Source records
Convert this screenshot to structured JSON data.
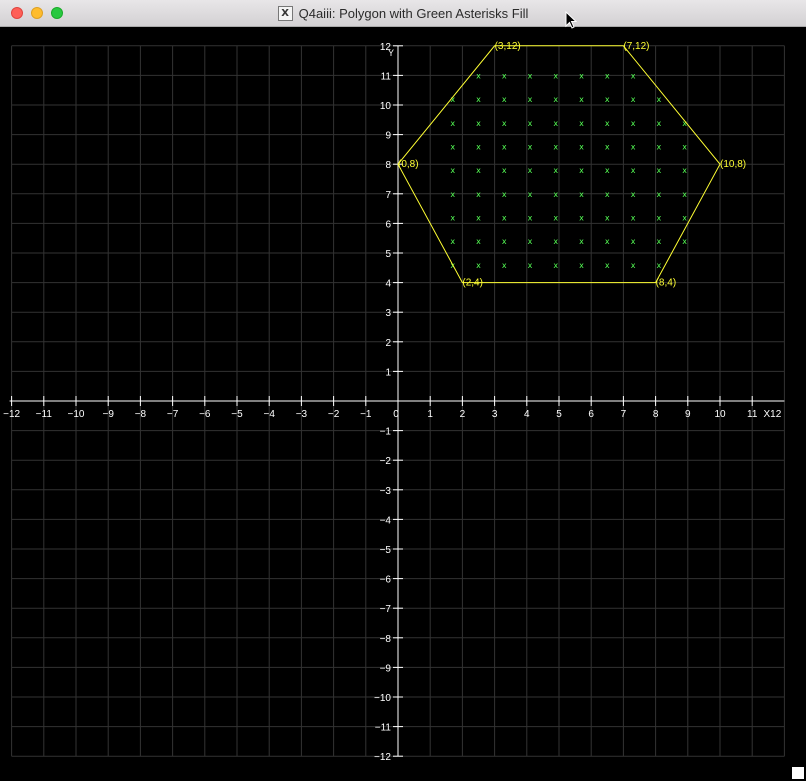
{
  "window": {
    "title": "Q4aiii: Polygon with Green Asterisks Fill",
    "title_icon": "X"
  },
  "colors": {
    "background": "#000000",
    "grid": "#333333",
    "axes": "#ffffff",
    "polygon": "#ffff33",
    "fill_marks": "#55ff55",
    "labels": "#ffffff",
    "vertex_labels": "#ffff33"
  },
  "chart_data": {
    "type": "scatter",
    "xlim": [
      -12,
      12
    ],
    "ylim": [
      -12,
      12
    ],
    "grid": true,
    "x_axis_label": "X12",
    "y_axis_label": "Y",
    "x_ticks": [
      -12,
      -11,
      -10,
      -9,
      -8,
      -7,
      -6,
      -5,
      -4,
      -3,
      -2,
      -1,
      0,
      1,
      2,
      3,
      4,
      5,
      6,
      7,
      8,
      9,
      10,
      11
    ],
    "y_ticks": [
      -12,
      -11,
      -10,
      -9,
      -8,
      -7,
      -6,
      -5,
      -4,
      -3,
      -2,
      -1,
      1,
      2,
      3,
      4,
      5,
      6,
      7,
      8,
      9,
      10,
      11,
      12
    ],
    "polygon": [
      [
        3,
        12
      ],
      [
        7,
        12
      ],
      [
        10,
        8
      ],
      [
        8,
        4
      ],
      [
        2,
        4
      ],
      [
        0,
        8
      ]
    ],
    "vertex_labels": [
      "(3,12)",
      "(7,12)",
      "(10,8)",
      "(8,4)",
      "(2,4)",
      "(0,8)"
    ],
    "fill_marker": "x",
    "fill_points": [
      [
        2.5,
        11
      ],
      [
        3.3,
        11
      ],
      [
        4.1,
        11
      ],
      [
        4.9,
        11
      ],
      [
        5.7,
        11
      ],
      [
        6.5,
        11
      ],
      [
        7.3,
        11
      ],
      [
        1.7,
        10.2
      ],
      [
        2.5,
        10.2
      ],
      [
        3.3,
        10.2
      ],
      [
        4.1,
        10.2
      ],
      [
        4.9,
        10.2
      ],
      [
        5.7,
        10.2
      ],
      [
        6.5,
        10.2
      ],
      [
        7.3,
        10.2
      ],
      [
        8.1,
        10.2
      ],
      [
        1.7,
        9.4
      ],
      [
        2.5,
        9.4
      ],
      [
        3.3,
        9.4
      ],
      [
        4.1,
        9.4
      ],
      [
        4.9,
        9.4
      ],
      [
        5.7,
        9.4
      ],
      [
        6.5,
        9.4
      ],
      [
        7.3,
        9.4
      ],
      [
        8.1,
        9.4
      ],
      [
        8.9,
        9.4
      ],
      [
        1.7,
        8.6
      ],
      [
        2.5,
        8.6
      ],
      [
        3.3,
        8.6
      ],
      [
        4.1,
        8.6
      ],
      [
        4.9,
        8.6
      ],
      [
        5.7,
        8.6
      ],
      [
        6.5,
        8.6
      ],
      [
        7.3,
        8.6
      ],
      [
        8.1,
        8.6
      ],
      [
        8.9,
        8.6
      ],
      [
        1.7,
        7.8
      ],
      [
        2.5,
        7.8
      ],
      [
        3.3,
        7.8
      ],
      [
        4.1,
        7.8
      ],
      [
        4.9,
        7.8
      ],
      [
        5.7,
        7.8
      ],
      [
        6.5,
        7.8
      ],
      [
        7.3,
        7.8
      ],
      [
        8.1,
        7.8
      ],
      [
        8.9,
        7.8
      ],
      [
        1.7,
        7
      ],
      [
        2.5,
        7
      ],
      [
        3.3,
        7
      ],
      [
        4.1,
        7
      ],
      [
        4.9,
        7
      ],
      [
        5.7,
        7
      ],
      [
        6.5,
        7
      ],
      [
        7.3,
        7
      ],
      [
        8.1,
        7
      ],
      [
        8.9,
        7
      ],
      [
        1.7,
        6.2
      ],
      [
        2.5,
        6.2
      ],
      [
        3.3,
        6.2
      ],
      [
        4.1,
        6.2
      ],
      [
        4.9,
        6.2
      ],
      [
        5.7,
        6.2
      ],
      [
        6.5,
        6.2
      ],
      [
        7.3,
        6.2
      ],
      [
        8.1,
        6.2
      ],
      [
        8.9,
        6.2
      ],
      [
        1.7,
        5.4
      ],
      [
        2.5,
        5.4
      ],
      [
        3.3,
        5.4
      ],
      [
        4.1,
        5.4
      ],
      [
        4.9,
        5.4
      ],
      [
        5.7,
        5.4
      ],
      [
        6.5,
        5.4
      ],
      [
        7.3,
        5.4
      ],
      [
        8.1,
        5.4
      ],
      [
        8.9,
        5.4
      ],
      [
        1.7,
        4.6
      ],
      [
        2.5,
        4.6
      ],
      [
        3.3,
        4.6
      ],
      [
        4.1,
        4.6
      ],
      [
        4.9,
        4.6
      ],
      [
        5.7,
        4.6
      ],
      [
        6.5,
        4.6
      ],
      [
        7.3,
        4.6
      ],
      [
        8.1,
        4.6
      ]
    ]
  }
}
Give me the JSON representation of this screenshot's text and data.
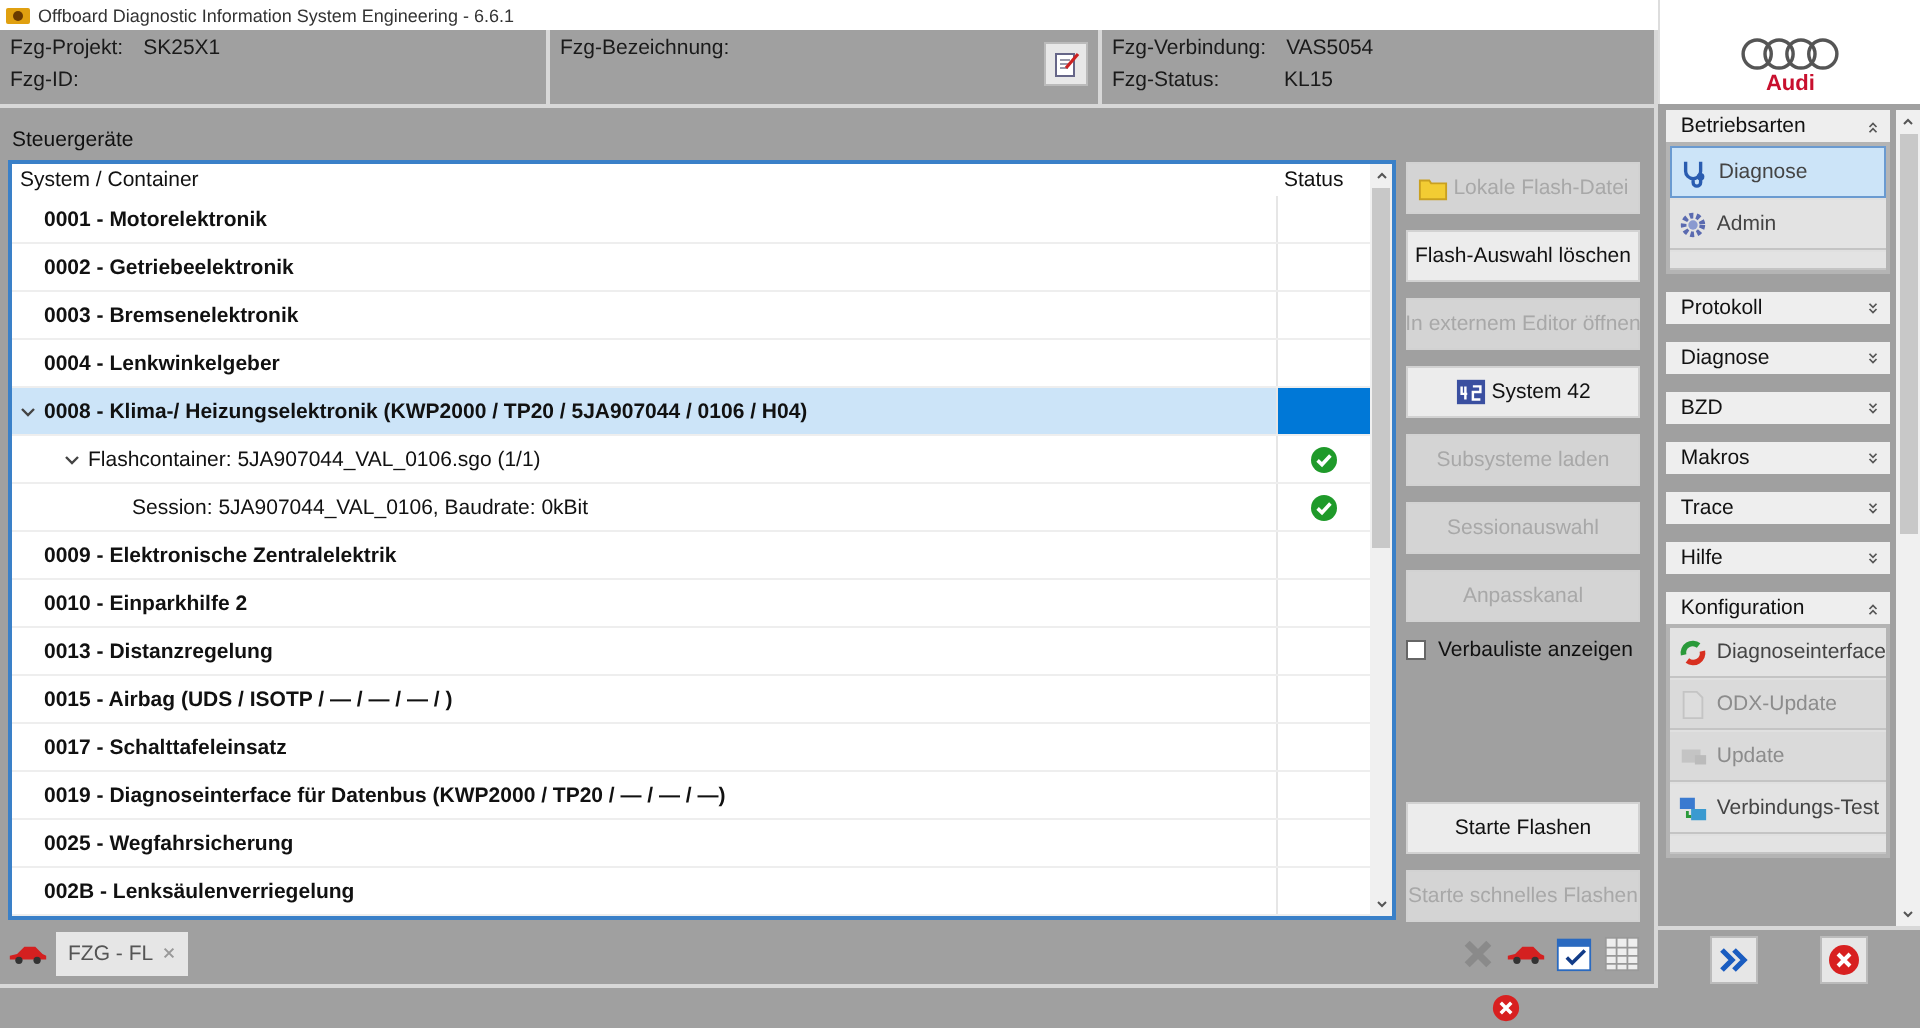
{
  "window": {
    "title": "Offboard Diagnostic Information System Engineering - 6.6.1"
  },
  "vehicle": {
    "projekt_label": "Fzg-Projekt:",
    "projekt": "SK25X1",
    "id_label": "Fzg-ID:",
    "bezeichnung_label": "Fzg-Bezeichnung:",
    "verbindung_label": "Fzg-Verbindung:",
    "verbindung": "VAS5054",
    "status_label": "Fzg-Status:",
    "status": "KL15"
  },
  "logo": {
    "text": "Audi"
  },
  "section_title": "Steuergeräte",
  "table": {
    "columns": [
      "System / Container",
      "Status"
    ],
    "rows": [
      {
        "name": "0001 - Motorelektronik",
        "selected": false
      },
      {
        "name": "0002 - Getriebeelektronik",
        "selected": false
      },
      {
        "name": "0003 - Bremsenelektronik",
        "selected": false
      },
      {
        "name": "0004 - Lenkwinkelgeber",
        "selected": false
      },
      {
        "name": "0008 - Klima-/ Heizungselektronik  (KWP2000 / TP20 / 5JA907044 / 0106 / H04)",
        "selected": true,
        "expanded": true,
        "children": [
          {
            "name": "Flashcontainer: 5JA907044_VAL_0106.sgo (1/1)",
            "selected": false,
            "kind": "checked",
            "expanded": true,
            "children": [
              {
                "name": "Session: 5JA907044_VAL_0106, Baudrate: 0kBit",
                "selected": false,
                "kind": "checked"
              }
            ]
          }
        ]
      },
      {
        "name": "0009 - Elektronische Zentralelektrik",
        "selected": false
      },
      {
        "name": "0010 - Einparkhilfe 2",
        "selected": false
      },
      {
        "name": "0013 - Distanzregelung",
        "selected": false
      },
      {
        "name": "0015 - Airbag  (UDS / ISOTP / — / — / — /  )",
        "selected": false
      },
      {
        "name": "0017 - Schalttafeleinsatz",
        "selected": false
      },
      {
        "name": "0019 - Diagnoseinterface für Datenbus  (KWP2000 / TP20 / — / — / —)",
        "selected": false
      },
      {
        "name": "0025 - Wegfahrsicherung",
        "selected": false
      },
      {
        "name": "002B - Lenksäulenverriegelung",
        "selected": false
      }
    ]
  },
  "actions": [
    {
      "label": "Lokale Flash-Datei",
      "disabled": true,
      "kind": "folder"
    },
    {
      "label": "Flash-Auswahl löschen",
      "disabled": false
    },
    {
      "label": "In externem Editor öffnen",
      "disabled": true
    },
    {
      "label": "System 42",
      "disabled": false,
      "kind": "system"
    },
    {
      "label": "Subsysteme laden",
      "disabled": true
    },
    {
      "label": "Sessionauswahl",
      "disabled": true
    },
    {
      "label": "Anpasskanal",
      "disabled": true
    }
  ],
  "verbauliste": {
    "label": "Verbauliste anzeigen",
    "checked": false
  },
  "flash_actions": [
    {
      "label": "Starte Flashen",
      "disabled": false
    },
    {
      "label": "Starte schnelles Flashen",
      "disabled": true
    }
  ],
  "tabs": [
    {
      "label": "FZG - FL",
      "selected": true
    }
  ],
  "sidebar": [
    {
      "title": "Betriebsarten",
      "expanded": true,
      "items": [
        {
          "label": "Diagnose",
          "kind": "stethoscope",
          "selected": true,
          "disabled": false
        },
        {
          "label": "Admin",
          "kind": "gear",
          "selected": false,
          "disabled": false
        }
      ]
    },
    {
      "title": "Protokoll",
      "expanded": false
    },
    {
      "title": "Diagnose",
      "expanded": false
    },
    {
      "title": "BZD",
      "expanded": false
    },
    {
      "title": "Makros",
      "expanded": false
    },
    {
      "title": "Trace",
      "expanded": false
    },
    {
      "title": "Hilfe",
      "expanded": false
    },
    {
      "title": "Konfiguration",
      "expanded": true,
      "items": [
        {
          "label": "Diagnoseinterface",
          "kind": "interface",
          "selected": false,
          "disabled": false
        },
        {
          "label": "ODX-Update",
          "kind": "document",
          "selected": false,
          "disabled": true
        },
        {
          "label": "Update",
          "kind": "update",
          "selected": false,
          "disabled": true
        },
        {
          "label": "Verbindungs-Test",
          "kind": "network",
          "selected": false,
          "disabled": false
        }
      ]
    }
  ]
}
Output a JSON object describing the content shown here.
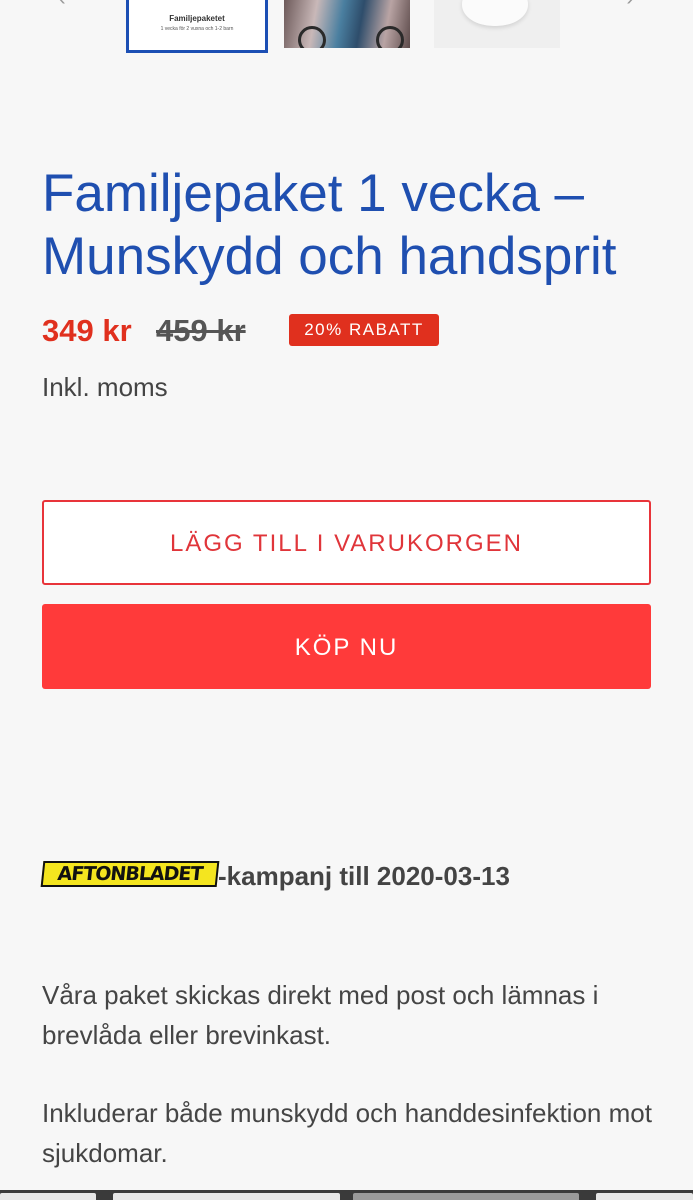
{
  "gallery": {
    "thumb1_title": "Familjepaketet",
    "thumb1_sub": "1 vecka för 2 vuxna och 1-2 barn",
    "prev_icon": "chevron-left-icon",
    "next_icon": "chevron-right-icon"
  },
  "product": {
    "title": "Familjepaket 1 vecka – Munskydd och handsprit",
    "price": "349 kr",
    "old_price": "459 kr",
    "discount_badge": "20% RABATT",
    "tax_note": "Inkl. moms"
  },
  "actions": {
    "add_to_cart": "LÄGG TILL I VARUKORGEN",
    "buy_now": "KÖP NU"
  },
  "campaign": {
    "logo_text": "AFTONBLADET",
    "text": "-kampanj till 2020-03-13"
  },
  "description": {
    "paragraph1": "Våra paket skickas direkt med post och lämnas i brevlåda eller brevinkast.",
    "paragraph2": "Inkluderar både munskydd och handdesinfektion mot sjukdomar."
  },
  "colors": {
    "title": "#1f4fb0",
    "price": "#e0301e",
    "buy_button": "#ff3a3a",
    "logo": "#f4e51f"
  }
}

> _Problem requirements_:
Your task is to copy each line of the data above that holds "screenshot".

> _Your response_:
Convert this screenshot to structured JSON data.
Give me the JSON representation of this screenshot's text and data.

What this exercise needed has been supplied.